Another week, another dominant performance by Chelsea. This time it was Arsenal that José Mourinho’s squad dispatched without particularly breaking a sweat. And what’s so incredible for Chelsea, and so disturbing for the rest of the league, is that Arsenal didn’t play badly at all in the 2-0 loss. Chelsea still rolled them with ease.
When Arsenal went to Stamford Bridge last season, they were slaughtered, 6-0. Arsene Wenger stubbornly refused to play anything other than his preferred attack-minded style, and Mourinho simply picked apart a team that wasn’t good enough. Wenger learned his lesson — a minor miracle since he is the oldest of dogs, clinging tenaciously to his singular, usually very effective trick — and this year Arsenal were much more conservative. Recognizing that his midfield was undermanned and without enough effective help for Mathieu Flamini, Wenger dispatched both Jack Wilshere and Santi Cazorla to help him in the midfield.
The plan actually worked. Despite being dispossessed five times in the middle third of the field (all stats courtesy of ESPN Stats & Info), actions that usually lead to dangerous counterattacks, Arsenal consistently had numbers back in defense. There were none of those moments that have become disturbingly familiar during which an overmatched Arsenal midfielder desperately tries to stem the tide of attackers washing over him. It was instead a solid, sensible approach designed to combat Arsenal’s limitations. And it took Chelsea all of 27 minutes to rip it apart.
It doesn’t matter how many midfielders you deploy if Eden Hazard does this to them on the way to winning a penalty.
It’s just another example of how Chelsea make you pick between lethal doses of poison. Sit back, and Hazard dribbles rings around you. Commit players to try to stop him, and Hazard either makes them all look foolish or drags them so far out of position that Cesc Fàbregas racks up the assists by sliding gorgeous passes into the holes they leave. Try attacking Chelsea and you leave room for their vaunted counterattack. Whether that means Hazard running into space, or André Schürrle’s driving off-ball runs, or, as Arsenal found out in the second half, the absurdly clinical finishing of Diego Costa (thanks to Fàbregas’s absurdly clinical passing), Chelsea’s counterattack is nearly unconquerable.
Chelsea had only five shots to Arsenal’s 10, and only 47 percent of possession. It didn’t matter. Once they had the lead, they did what they do best: muddied up the game, slowed down the pace, and became impossible to break down. Yes, Arsenal had twice as many shots, but they didn’t get a single one on target. And those 10 shots were the second fewest they’ve had all season. Arsenal haven’t failed to get a shot on target in a Premier League match since before the 2010-11 season, which is as far back as ESPN Stats & Info tracks. This is what getting stifled looks like.
Usually, this would be the point when I highlight that it was particularly egregious that Arsenal didn’t test Chelsea’s backup goalkeeper.
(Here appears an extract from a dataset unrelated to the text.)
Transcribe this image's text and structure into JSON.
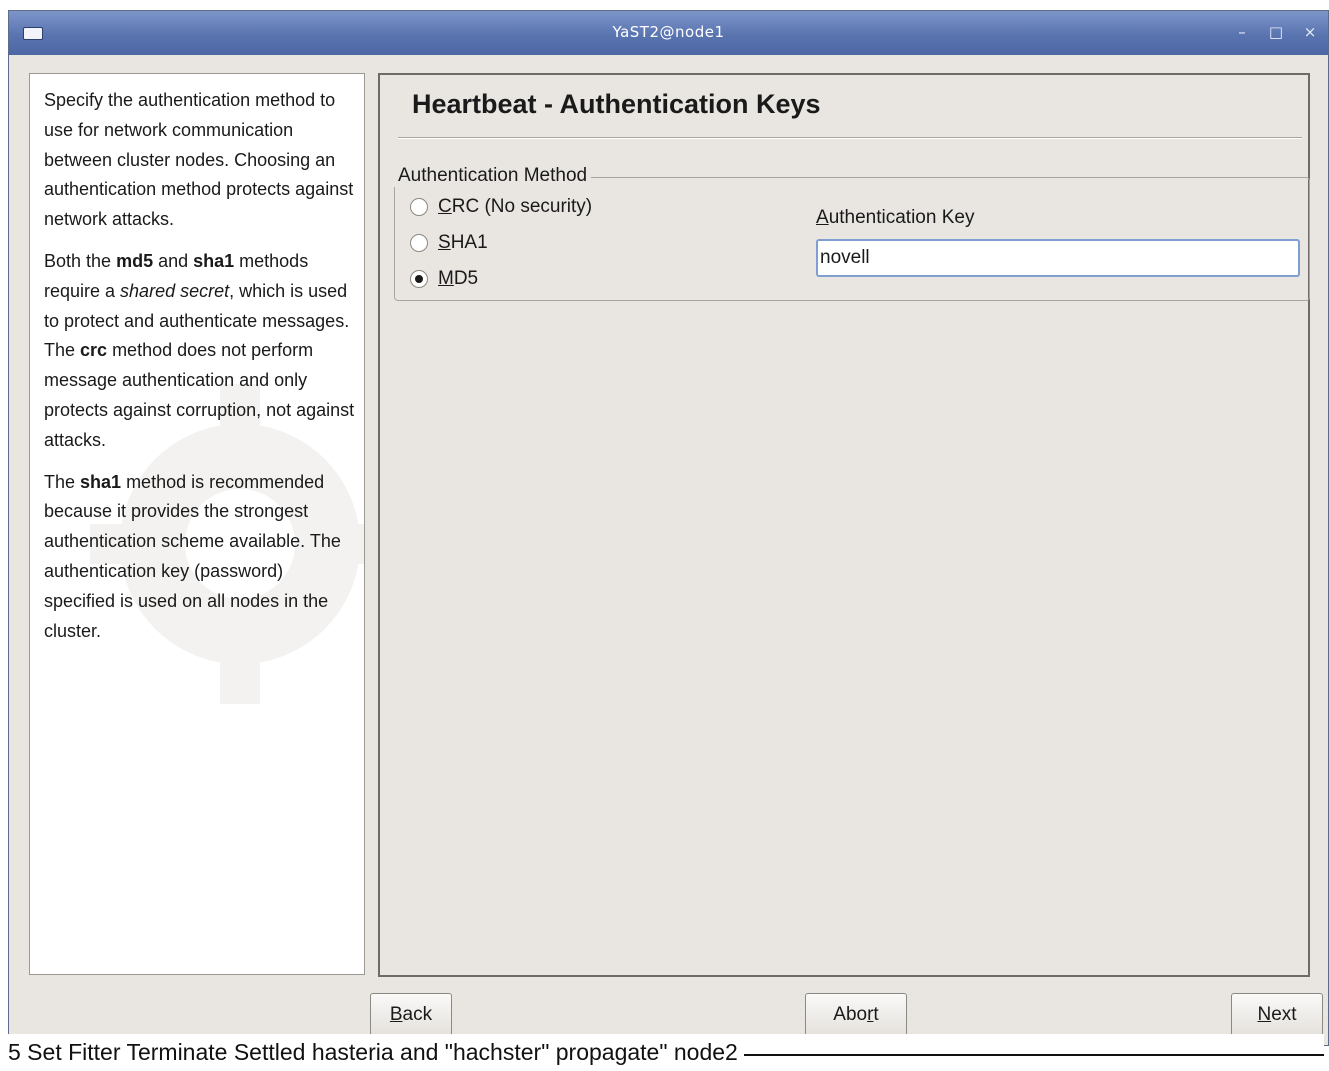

But, when you play Chelsea, that backup happens to be Petr Cech, one of the best in the world. Regular keeper Thibaut Courtois was forced to leave the game in the 24th minute. Why, you ask? Well, he seemed to be bleeding from his ear thanks to a blow to the head he’d suffered 13 minutes before. So, in case you were wondering how the Premier League’s new concussion policy is working out, it’s not. Courtois was taken to the hospital before halftime; he was not diagnosed with a concussion, but was kept overnight as a precaution. Larger concussion issues aside, the substitution practically meant that Chelsea were operating with one less substitute and a backup keeper. That should be a handicap. It wasn’t. The team took it in stride and still coasted to victory.
More amusingly, Chelsea also shrugged off the latest round of managerial squabbling between Mourinho and Wenger. The two managers never seem to miss an opportunity to take jabs at each other in the press, and Wenger didn’t miss an early opportunity to take an actual jab at Mourinho on the sideline. After a particularly tough foul from Chelsea defender Gary Cahill, Wenger took offense, words were exchanged, and eventually the Arsenal manager stormed over to Mourinho and shoved him before the two could be separated. At this rate, there will be an awkward reality TV show built around their stormy but lovable relationship that debuts just in time for the summer season.
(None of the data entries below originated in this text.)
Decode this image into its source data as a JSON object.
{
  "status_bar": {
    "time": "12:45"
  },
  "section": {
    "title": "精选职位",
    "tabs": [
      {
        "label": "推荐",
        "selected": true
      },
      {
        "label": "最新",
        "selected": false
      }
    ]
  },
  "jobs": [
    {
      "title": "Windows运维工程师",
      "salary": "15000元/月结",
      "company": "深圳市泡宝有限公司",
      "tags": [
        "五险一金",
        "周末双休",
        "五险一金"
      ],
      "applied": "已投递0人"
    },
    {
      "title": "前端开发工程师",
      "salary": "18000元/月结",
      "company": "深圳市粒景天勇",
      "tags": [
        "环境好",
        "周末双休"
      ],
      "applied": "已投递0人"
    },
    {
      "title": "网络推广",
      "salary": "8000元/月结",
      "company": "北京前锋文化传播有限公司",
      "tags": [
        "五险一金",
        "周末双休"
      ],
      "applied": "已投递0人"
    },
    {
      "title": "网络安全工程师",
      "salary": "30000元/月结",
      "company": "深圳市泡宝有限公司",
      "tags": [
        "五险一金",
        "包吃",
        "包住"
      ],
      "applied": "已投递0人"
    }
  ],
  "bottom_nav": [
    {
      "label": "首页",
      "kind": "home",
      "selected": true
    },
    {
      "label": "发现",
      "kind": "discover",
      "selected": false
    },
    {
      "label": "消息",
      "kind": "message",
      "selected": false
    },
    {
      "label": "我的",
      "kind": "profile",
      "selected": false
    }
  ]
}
But that’s as dramatic as things are going to get. Chelsea are already five points clear of the field. They’ve already played their biggest rival, Manchester City, at the Etihad. Yes, it’s early — not even 20 percent of the season is gone. But Chelsea have already built a frightening lead over the league. So, while Chelsea’s form may eventually dip, and they are still susceptible to injury at striker and in central midfield, where Fàbregas and his defensive-minded partner, Nemanja Matic, are irreplaceable, they could be out of sight of the rest of the league by the time that happens.
Chelsea just beat a team with title aspirations, however slim, of their own. They did it comfortably, and they did it despite Arsenal playing conservatively and effectively. Nobody is playing in the same stratosphere as Mourinho’s club. Until something changes — either somebody else improves, or Chelsea starts showing some cracks — the question of this year’s Premier League season isn’t will Chelsea win the title. It’s by how much.